Exercise aim
Say how many lines in the data below contain the word "title", and give no other text.

Provided material
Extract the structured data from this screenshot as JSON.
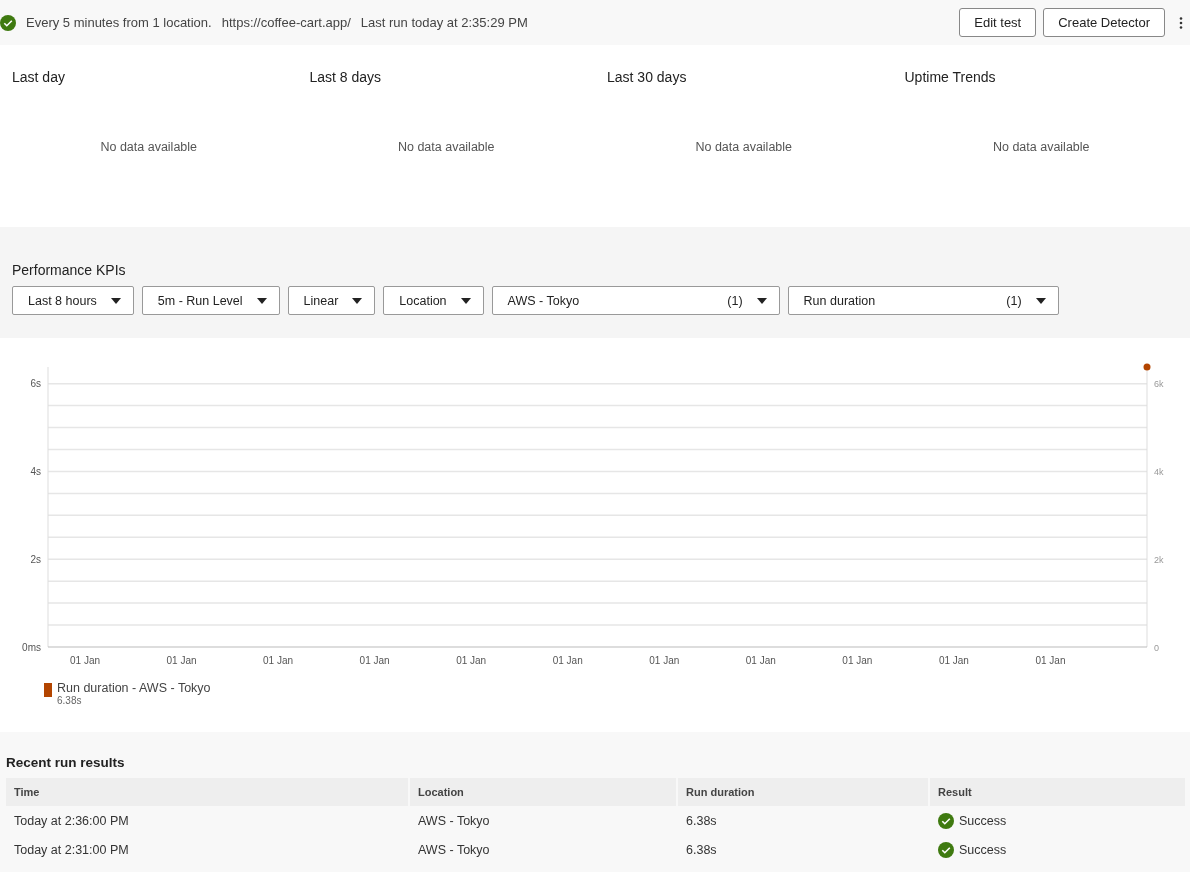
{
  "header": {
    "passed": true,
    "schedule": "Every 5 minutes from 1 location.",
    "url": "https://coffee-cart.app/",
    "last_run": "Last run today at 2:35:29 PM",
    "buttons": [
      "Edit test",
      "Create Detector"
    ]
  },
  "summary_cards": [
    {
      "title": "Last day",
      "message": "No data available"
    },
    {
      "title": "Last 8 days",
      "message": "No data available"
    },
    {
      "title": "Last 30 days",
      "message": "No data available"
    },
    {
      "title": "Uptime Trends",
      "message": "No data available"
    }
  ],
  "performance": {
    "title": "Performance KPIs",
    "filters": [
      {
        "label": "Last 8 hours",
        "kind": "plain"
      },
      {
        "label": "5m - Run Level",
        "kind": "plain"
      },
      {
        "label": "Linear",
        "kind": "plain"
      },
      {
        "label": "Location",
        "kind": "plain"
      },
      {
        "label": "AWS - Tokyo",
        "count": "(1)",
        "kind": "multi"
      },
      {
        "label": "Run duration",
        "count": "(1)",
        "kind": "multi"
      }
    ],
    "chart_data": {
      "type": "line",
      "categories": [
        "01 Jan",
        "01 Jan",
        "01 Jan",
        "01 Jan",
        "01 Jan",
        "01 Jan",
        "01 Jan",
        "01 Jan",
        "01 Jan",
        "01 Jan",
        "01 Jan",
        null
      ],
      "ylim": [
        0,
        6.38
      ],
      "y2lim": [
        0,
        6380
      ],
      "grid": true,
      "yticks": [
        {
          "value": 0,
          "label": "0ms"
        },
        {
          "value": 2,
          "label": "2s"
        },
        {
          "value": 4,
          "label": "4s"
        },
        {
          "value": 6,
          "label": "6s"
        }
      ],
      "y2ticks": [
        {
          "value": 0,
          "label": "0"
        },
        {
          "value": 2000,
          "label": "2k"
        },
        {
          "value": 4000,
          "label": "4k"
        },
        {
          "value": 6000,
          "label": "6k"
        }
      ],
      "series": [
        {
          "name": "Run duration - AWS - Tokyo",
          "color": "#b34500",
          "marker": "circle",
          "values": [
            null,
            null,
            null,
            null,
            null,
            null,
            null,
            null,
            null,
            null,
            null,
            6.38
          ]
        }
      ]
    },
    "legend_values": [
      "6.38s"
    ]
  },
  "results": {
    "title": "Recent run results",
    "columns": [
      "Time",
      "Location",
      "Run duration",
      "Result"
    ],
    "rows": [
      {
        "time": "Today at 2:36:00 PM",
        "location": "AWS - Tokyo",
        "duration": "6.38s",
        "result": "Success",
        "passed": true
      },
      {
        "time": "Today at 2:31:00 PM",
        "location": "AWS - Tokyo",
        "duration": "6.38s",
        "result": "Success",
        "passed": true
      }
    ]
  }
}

Your solution
6